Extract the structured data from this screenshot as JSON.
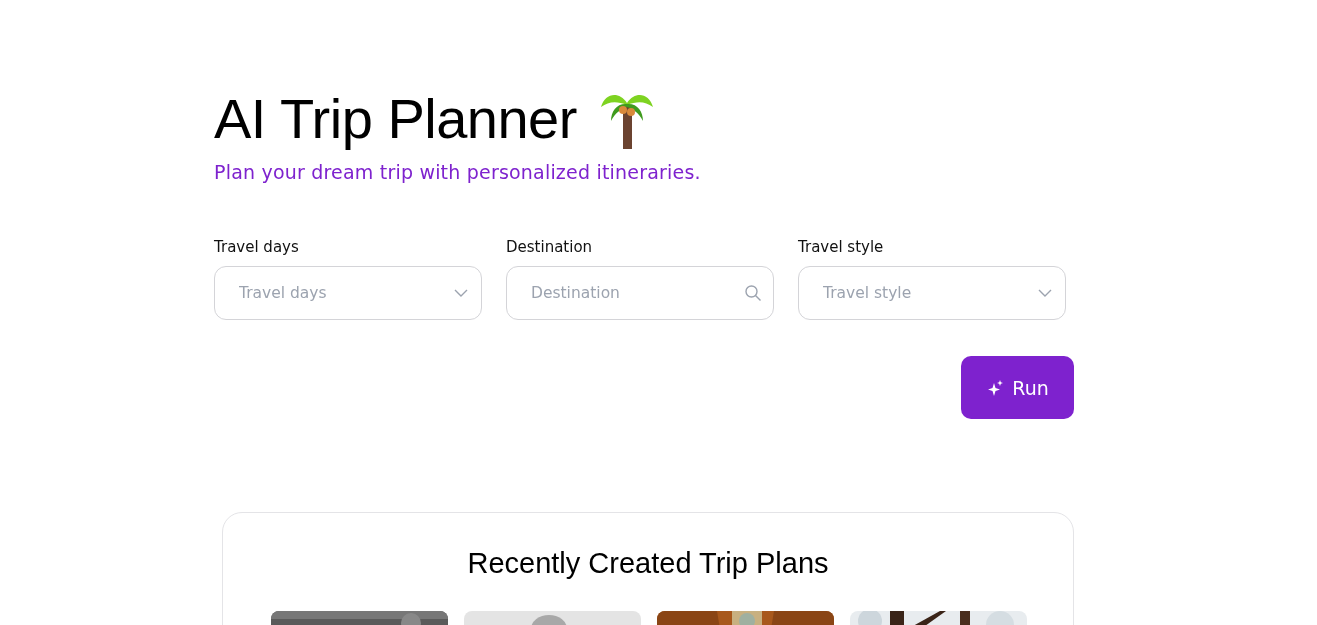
{
  "header": {
    "title": "AI Trip Planner",
    "subtitle": "Plan your dream trip with personalized itineraries."
  },
  "fields": [
    {
      "kind": "select",
      "label": "Travel days",
      "placeholder": "Travel days"
    },
    {
      "kind": "search",
      "label": "Destination",
      "placeholder": "Destination"
    },
    {
      "kind": "select",
      "label": "Travel style",
      "placeholder": "Travel style"
    }
  ],
  "run_button": {
    "label": "Run"
  },
  "recent": {
    "title": "Recently Created Trip Plans"
  }
}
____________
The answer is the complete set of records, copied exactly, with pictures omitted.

Extract the structured data from this screenshot as JSON.
{
  "header": {
    "title": "AI Trip Planner",
    "subtitle": "Plan your dream trip with personalized itineraries."
  },
  "fields": [
    {
      "kind": "select",
      "label": "Travel days",
      "placeholder": "Travel days"
    },
    {
      "kind": "search",
      "label": "Destination",
      "placeholder": "Destination"
    },
    {
      "kind": "select",
      "label": "Travel style",
      "placeholder": "Travel style"
    }
  ],
  "run_button": {
    "label": "Run"
  },
  "recent": {
    "title": "Recently Created Trip Plans"
  }
}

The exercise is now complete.